Renegotiating the Domestic Contract: Dialogue is Paramount

When changes occur to the status quo, it's important that couples open up a dialogue with each other, and re-visit it from time to time, says Rebecca Ford Johnson.

When working situations change, so do those at home. Whether someone is laid off or someone goes back to work, the roles that you have fallen into in the past go out the window, and both parties need to renegotiate the domestic contract.

How can this discussion be approached to get the most out of it for everyone?

What needs to be considered in this renegotiation, and who needs to be involved?

Whose job is it anyway?

If you are going to be starting maternity leave, preparing to return to work after a period of leave, or otherwise starting to spend more or less time at home, you might think that you are the only one that needs to think about corresponding changes at home. That was certainly my approach going through two lots of maternity leave, and more recently a career change with a flexible working pattern.

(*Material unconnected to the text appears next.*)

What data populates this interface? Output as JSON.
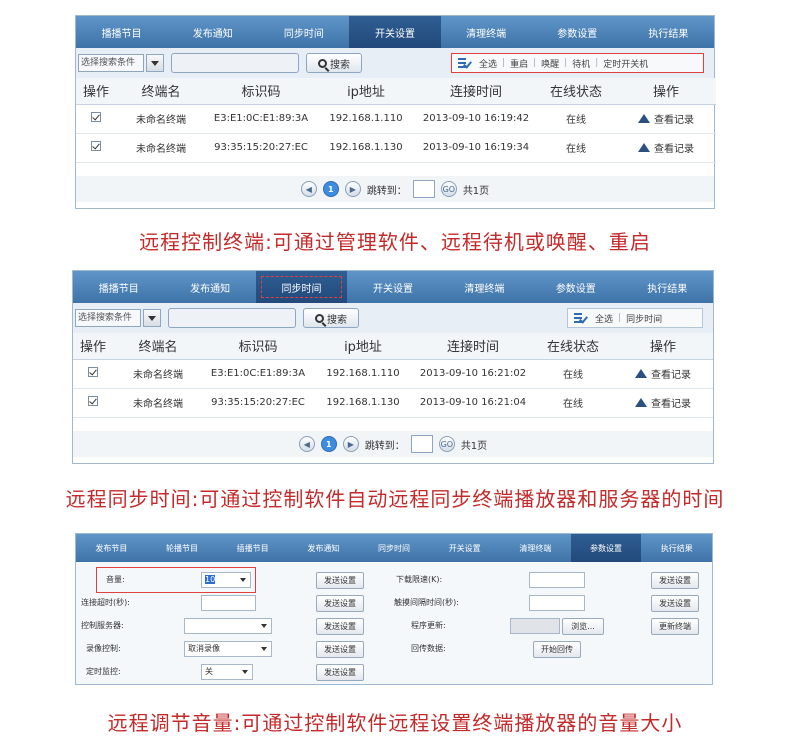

Rather surprisingly it is only now, looking back, that I realise it would have been more helpful if my partner and I had talked through, in advance, what changes might happen at home - rather than simply going with the flow. We could have avoided a growing resentment that the other wasn't doing enough around the house, as well as the pointless discussions about what was fair and who was doing more than the other.

Talk talk talk

I recognise now that we had different assumptions and expectations - but we didn't sit down and talk them through with each other before the situation changed.

We now have a great balance and understanding, but we could have saved time and energy by doing a little bit of pre-planning. It makes sense to talk... before you reach the point when you are shouting at each other for the sixth week running, over whose turn it is to take the rubbish out.

Think before you speak

Start by taking ten minutes to think through what you think will change at home - both emotionally and practically.

Emotionally, you might expect to be stressed out (and correspondingly a little less patient with those at home), but your partner may not be expecting this. You might know that if your partner doesn't say thank you for what you do around the house once in a while you will feel undervalued. But, have you told him or her? Are there things he or she does that you could thank him or her for, but realise you don't?

On the practical side, what jobs do you do around the house at the moment that you might not have time for when your work situation changes? What support, both emotionally and practically, will you need from your partner, and what support do you think they will need from you?

How to start talking

Set aside 30 minutes one evening to talk through your expectations, assumptions and fears with your partner.

  • What does he or she want?
  • What doesn't she or he know already about how you are feeling?
  • What assumptions are either of you making about the other, or about the situation?

For example, women returning to work after maternity leave may consider flexible working. Might their partner as well? It may be the case that one of you works longer hours and it's therefore just assumed that they are less involved around the house; can you have a conversation about how he or she might want to be more involved, and how you can help support them with that?

Can you work out what you each enjoy doing (relatively speaking), and what you are each best suited to? Personally I like playing with spreadsheets, so I am the one who organises our finances; he loves cooking - and frankly is better at it than me - so he cooks our evening meal. These things work for us - but may not be what works for you.

Don't stop talking

Experiment: try something out, and keep talking about what is working and what isn't. If one of you isn't happy, don't build resentment; sit down and discuss how things might change to make it better for everyone.

Finally, the most important things to remember are:

  • Put yourself in your partner's shoes every now and again
  • Just because someone does something differently to the way you do it, it doesn't mean their approach is wrong
  • Don't say one thing but mean or think another
  • Accept that it's not a bad thing to compromise
  • Don't expect "fair" to mean 50:50 - it is whatever feels right to both of you.

Rebecca Ford Johnson, Executive Coach, Mother